Arthur Sze is the author of nine books of poetry: The Ginkgo Light (Copper Canyon Press, forthcoming in 2009), Quipu (Copper Canyon, 2005), The Silk Dragon: Translations from the Chinese (Copper Canyon, 2001), The Redshifting Web: Poems 1970-1998 (Copper Canyon, 1998), Archipelago (Copper Canyon, 1995), River River  (Lost Roads, 1987), Dazzled (Floating Island, 1982), Two Ravens (1976; revised edition, Tooth of Time, 1984), and The Willow Wind  (1972; revised edition, Tooth of Time, 1981). His poems have appeared internationally in such publications as The American Poetry Review; Boston Review; Carnet de Route (Paris); Chicago Review; Conjunctions; Denver Quarterly; Field; The Georgia Review; Harvard Magazine; The Iowa Review; The Kenyon Review; Kyoto Journal; Manoa; New Letters; The New Yorker; Orion; The Paris Review; Ploughshares; The Poetry Foundation Website; Raster (Amsterdam); Unitas (Taipei); Virginia Quarterly Review; American Alphabets; The Best American Poetry; Hotel Parnassus: Poetry International 2007 (Amsterdam); In Company: An Anthology of New Mexico Poets after 1960; 2007 Pamirs Poetry Journey: The First Chinese-English Poetry Festival (Huangshan Mountain, China); Poets of the New Century; Pushcart Prize. His poems have been translated into Albanian, Bosnian, Chinese, Dutch, Italian, Romanian, and Turkish. He is the first Poet Laureate of Santa Fe (2006-2008) and is the recipient of a Western States Book Award for Translation (2002); a Lila Wallace-Reader’s Digest Writers’ Award (1998-2000); an Asian American Literary Award (1999); a Balcones Poetry Prize (1999); a Guggenheim Foundation Fellowship (1997); an American Book Award (1996); a Lannan Literary Award for Poetry (1995); three Witter Bynner Foundation for Poetry fellowships (1983, 1994, 1997); two National Endowment for the Arts Creative Writing fellowships (1982, 1993); a Howard Foundation Fellowship (1991); a New Mexico Arts Division Interdisciplinary Grant (1988); and the Eisner Prize, University of California at Berkeley (1971). He was a Visiting Hurst Professor at Washington University, a Doenges Visiting Artist at Mary Baldwin College, and has conducted residencies at Brown University, Bard College, and Naropa University.  He is also a Corresponding Editor for Manoa and is a professor emeritus at the Institute of American Indian Arts.

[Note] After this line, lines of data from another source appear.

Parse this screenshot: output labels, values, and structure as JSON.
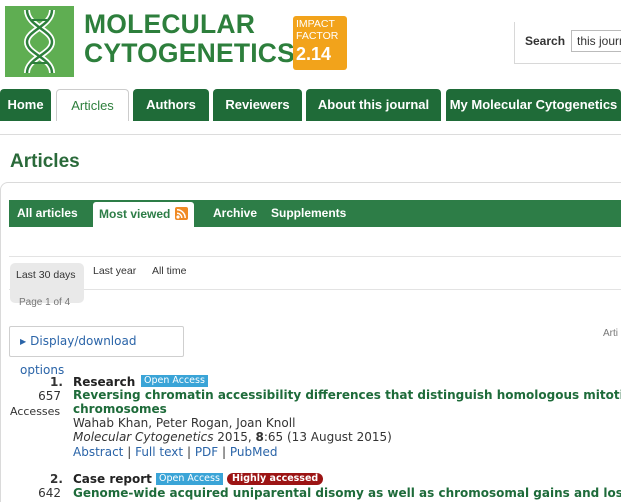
{
  "header": {
    "logo_line1": "MOLECULAR",
    "logo_line2": "CYTOGENETICS",
    "impact_line1": "IMPACT",
    "impact_line2": "FACTOR",
    "impact_value": "2.14",
    "search_label": "Search",
    "search_value": "this journ"
  },
  "colors": {
    "brand_green": "#2d7f3c",
    "nav_green": "#1f6b38",
    "impact_orange": "#f2a31b",
    "link_blue": "#2a64a8",
    "open_access": "#3aa4d7",
    "highly_accessed": "#9c1414"
  },
  "nav": {
    "tabs": [
      {
        "label": "Home"
      },
      {
        "label": "Articles",
        "active": true
      },
      {
        "label": "Authors"
      },
      {
        "label": "Reviewers"
      },
      {
        "label": "About this journal"
      },
      {
        "label": "My Molecular Cytogenetics"
      }
    ]
  },
  "page_title": "Articles",
  "subnav": {
    "items": [
      {
        "label": "All articles"
      },
      {
        "label": "Most viewed",
        "active": true,
        "icon": "rss-icon"
      },
      {
        "label": "Archive"
      },
      {
        "label": "Supplements"
      }
    ]
  },
  "periods": [
    {
      "label": "Last 30 days",
      "active": true
    },
    {
      "label": "Last year"
    },
    {
      "label": "All time"
    }
  ],
  "pager_text": "Page 1 of 4",
  "display_options": "Display/download options",
  "right_cut_text": "Arti",
  "articles": [
    {
      "rank": "1.",
      "accesses": "657",
      "accesses_label": "Accesses",
      "type": "Research",
      "badges": [
        "Open Access"
      ],
      "title_line1": "Reversing chromatin accessibility differences that distinguish homologous mitotic meta",
      "title_line2": "chromosomes",
      "authors": "Wahab Khan, Peter Rogan, Joan Knoll",
      "journal": "Molecular Cytogenetics",
      "year": "2015",
      "volume": "8",
      "article_no": "65",
      "date": "(13 August 2015)",
      "links": [
        "Abstract",
        "Full text",
        "PDF",
        "PubMed"
      ]
    },
    {
      "rank": "2.",
      "accesses": "642",
      "type": "Case report",
      "badges": [
        "Open Access",
        "Highly accessed"
      ],
      "title_line1": "Genome-wide acquired uniparental disomy as well as chromosomal gains and losses in"
    }
  ]
}
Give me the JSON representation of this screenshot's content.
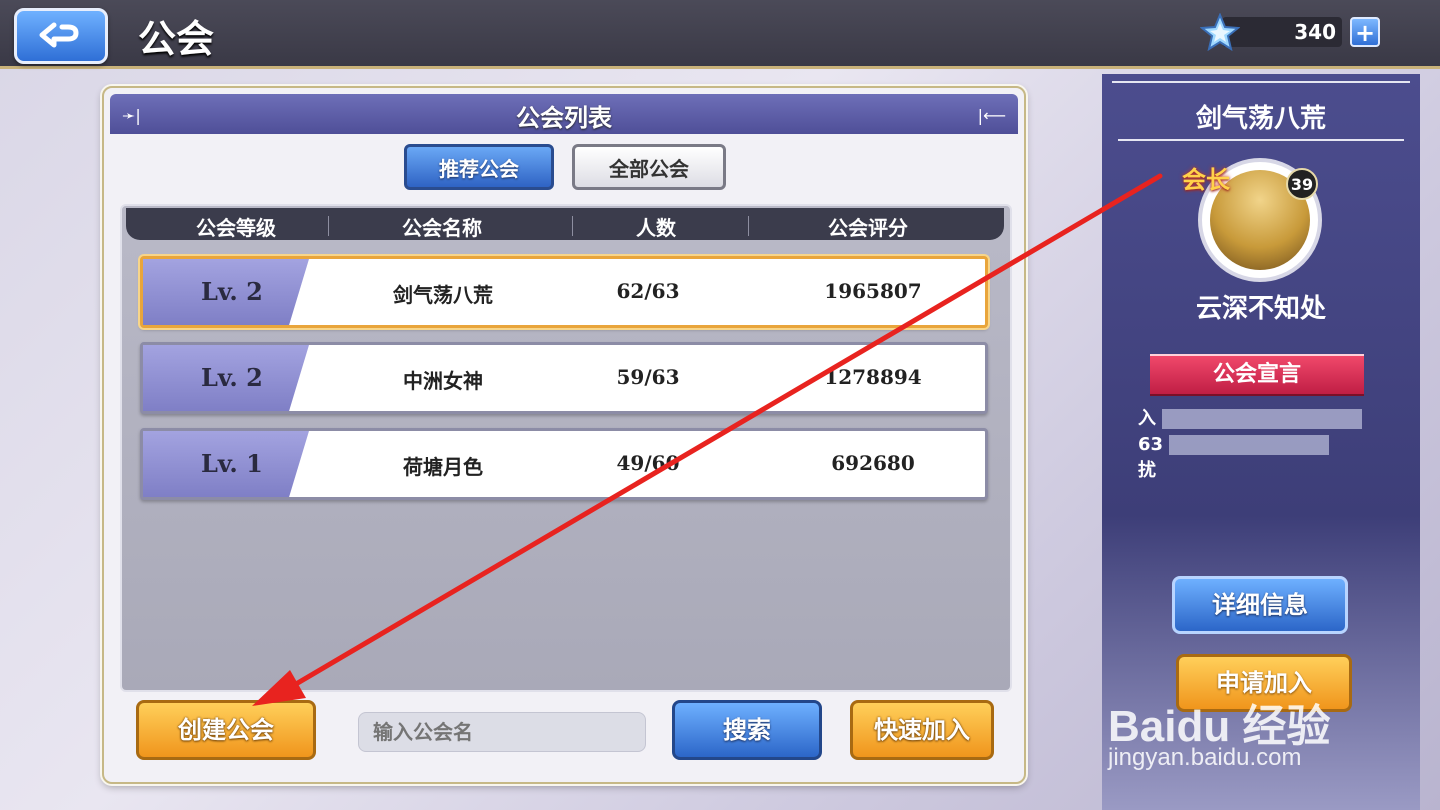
{
  "header": {
    "title": "公会",
    "currency_value": "340",
    "plus_label": "+"
  },
  "panel": {
    "title": "公会列表",
    "tabs": [
      {
        "label": "推荐公会",
        "active": true
      },
      {
        "label": "全部公会",
        "active": false
      }
    ],
    "columns": [
      "公会等级",
      "公会名称",
      "人数",
      "公会评分"
    ],
    "rows": [
      {
        "level": "Lv. 2",
        "name": "剑气荡八荒",
        "members": "62/63",
        "score": "1965807",
        "selected": true
      },
      {
        "level": "Lv. 2",
        "name": "中洲女神",
        "members": "59/63",
        "score": "1278894",
        "selected": false
      },
      {
        "level": "Lv. 1",
        "name": "荷塘月色",
        "members": "49/60",
        "score": "692680",
        "selected": false
      }
    ],
    "create_label": "创建公会",
    "search_placeholder": "输入公会名",
    "search_label": "搜索",
    "quick_join_label": "快速加入"
  },
  "side": {
    "guild_name": "剑气荡八荒",
    "leader_tag": "会长",
    "leader_level": "39",
    "leader_name": "云深不知处",
    "declaration_title": "公会宣言",
    "declaration_lines": [
      "入",
      "63",
      "扰"
    ],
    "detail_label": "详细信息",
    "apply_label": "申请加入"
  },
  "watermark": {
    "brand": "Baidu 经验",
    "url": "jingyan.baidu.com"
  },
  "colors": {
    "topbar": "#3a3946",
    "panel_header": "#4f4f98",
    "gold_button": "#f0951c",
    "blue_button": "#2c66c8",
    "annotation_arrow": "#e8231f"
  }
}
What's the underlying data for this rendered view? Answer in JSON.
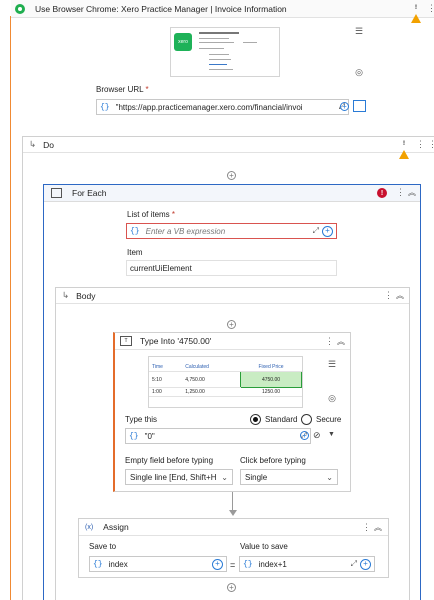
{
  "browser_scope": {
    "title": "Use Browser Chrome: Xero Practice Manager | Invoice Information",
    "url_label": "Browser URL",
    "required_mark": "*",
    "url_value": "\"https://app.practicemanager.xero.com/financial/invoi",
    "brace_glyph": "{}",
    "logo_text": "xero"
  },
  "do_block": {
    "title": "Do"
  },
  "for_each": {
    "title": "For Each",
    "list_label": "List of items",
    "required_mark": "*",
    "list_placeholder": "Enter a VB expression",
    "item_label": "Item",
    "item_value": "currentUiElement"
  },
  "body_block": {
    "title": "Body"
  },
  "type_into": {
    "title": "Type Into '4750.00'",
    "preview": {
      "headers": [
        "Time",
        "Calculated",
        "Fixed Price"
      ],
      "rows": [
        [
          "5:10",
          "4,750.00",
          "4750.00"
        ],
        [
          "1:00",
          "1,250.00",
          "1250.00"
        ]
      ]
    },
    "type_this_label": "Type this",
    "type_this_value": "\"0\"",
    "standard_label": "Standard",
    "secure_label": "Secure",
    "empty_field_label": "Empty field before typing",
    "empty_field_value": "Single line [End, Shift+H",
    "click_before_label": "Click before typing",
    "click_before_value": "Single"
  },
  "assign": {
    "badge": "(x)",
    "title": "Assign",
    "save_to_label": "Save to",
    "save_to_value": "index",
    "value_label": "Value to save",
    "value_value": "index+1",
    "equals": "="
  }
}
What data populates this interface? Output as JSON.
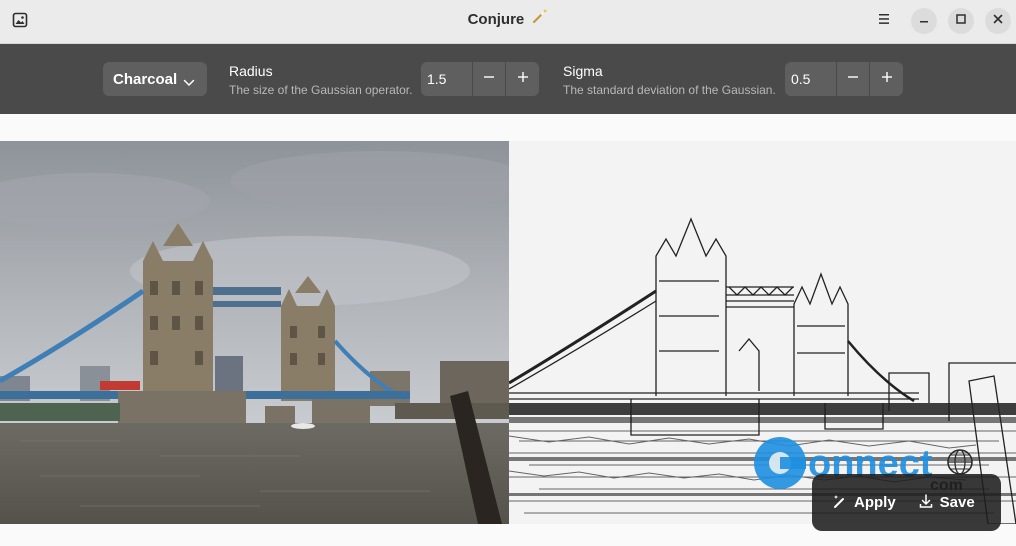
{
  "window": {
    "title": "Conjure",
    "title_icon": "magic-wand-icon"
  },
  "header": {
    "app_icon": "image-icon",
    "menu_icon": "hamburger-menu-icon",
    "minimize_icon": "minimize-icon",
    "maximize_icon": "maximize-icon",
    "close_icon": "close-icon"
  },
  "toolbar": {
    "filter": {
      "selected": "Charcoal",
      "icon": "chevron-down-icon"
    },
    "radius": {
      "label": "Radius",
      "description": "The size of the Gaussian operator.",
      "value": "1.5"
    },
    "sigma": {
      "label": "Sigma",
      "description": "The standard deviation of the Gaussian.",
      "value": "0.5"
    }
  },
  "content": {
    "original_image": "Tower Bridge photo",
    "processed_image": "Tower Bridge charcoal sketch"
  },
  "actions": {
    "apply_label": "Apply",
    "apply_icon": "magic-wand-icon",
    "save_label": "Save",
    "save_icon": "download-icon"
  },
  "watermark": {
    "text_main": "onnect",
    "text_sub": "com"
  },
  "colors": {
    "headerbar": "#ebebeb",
    "toolbar": "#4a4a4a",
    "control": "#5f5f5f",
    "watermark_blue": "#1e8fe0"
  }
}
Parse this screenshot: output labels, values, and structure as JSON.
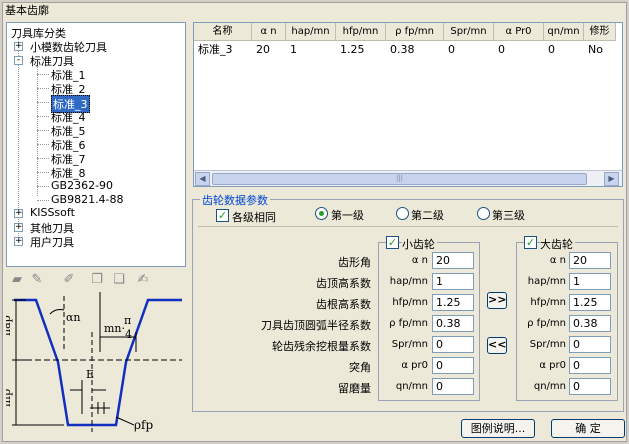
{
  "window": {
    "title": "基本齿廓"
  },
  "tree": {
    "root": "刀具库分类",
    "groups": [
      {
        "label": "小模数齿轮刀具",
        "expander": "+"
      },
      {
        "label": "标准刀具",
        "expander": "-"
      },
      {
        "label": "KISSsoft",
        "expander": "+"
      },
      {
        "label": "其他刀具",
        "expander": "+"
      },
      {
        "label": "用户刀具",
        "expander": "+"
      }
    ],
    "children": [
      "标准_1",
      "标准_2",
      "标准_3",
      "标准_4",
      "标准_5",
      "标准_6",
      "标准_7",
      "标准_8",
      "GB2362-90",
      "GB9821.4-88"
    ],
    "selected": "标准_3"
  },
  "toolbar": {
    "icons": [
      "new-folder-icon",
      "edit-folder-icon",
      "edit-pen-icon",
      "new-file-icon",
      "copy-file-icon",
      "edit-file-icon"
    ]
  },
  "table": {
    "columns": [
      "名称",
      "α n",
      "hap/mn",
      "hfp/mn",
      "ρ fp/mn",
      "Spr/mn",
      "α Pr0",
      "qn/mn",
      "修形"
    ],
    "rows": [
      [
        "标准_3",
        "20",
        "1",
        "1.25",
        "0.38",
        "0",
        "0",
        "0",
        "No"
      ]
    ],
    "scroll_left": "◀",
    "scroll_right": "▶",
    "scroll_grip": "|||"
  },
  "params": {
    "section_title": "齿轮数据参数",
    "all_levels_label": "各级相同",
    "all_levels_checked": true,
    "levels": [
      "第一级",
      "第二级",
      "第三级"
    ],
    "selected_level": "第一级",
    "row_labels": [
      "齿形角",
      "齿顶高系数",
      "齿根高系数",
      "刀具齿顶圆弧半径系数",
      "轮齿残余挖根量系数",
      "突角",
      "留磨量"
    ],
    "symbols": [
      "α n",
      "hap/mn",
      "hfp/mn",
      "ρ fp/mn",
      "Spr/mn",
      "α pr0",
      "qn/mn"
    ],
    "small_gear": {
      "label": "小齿轮",
      "checked": true,
      "values": [
        "20",
        "1",
        "1.25",
        "0.38",
        "0",
        "0",
        "0"
      ]
    },
    "large_gear": {
      "label": "大齿轮",
      "checked": true,
      "values": [
        "20",
        "1",
        "1.25",
        "0.38",
        "0",
        "0",
        "0"
      ]
    },
    "copy_right_label": ">>",
    "copy_left_label": "<<"
  },
  "diagram": {
    "labels": {
      "hap": "hap",
      "hfp": "hfp",
      "an": "αn",
      "mn": "mn·",
      "pi": "π",
      "four": "4",
      "E": "E",
      "rho": "ρfp"
    }
  },
  "buttons": {
    "legend": "图例说明...",
    "ok": "确  定"
  }
}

"Poetry matters more than ever before, because we are more challenged than ever before. Poetry is the essential language that, endlessly branching, enables us to live deeply and envision what matters most. Although it has been said that "poetry makes nothing happen," poetry dissolves boundaries"it is the finite that puts us in touch with the infinite--and , as languages and species vanish every day, it is a crucial vehicle by which we apprehend the urgency and precarious splendor of existence."

Última actualización: 04/09/2021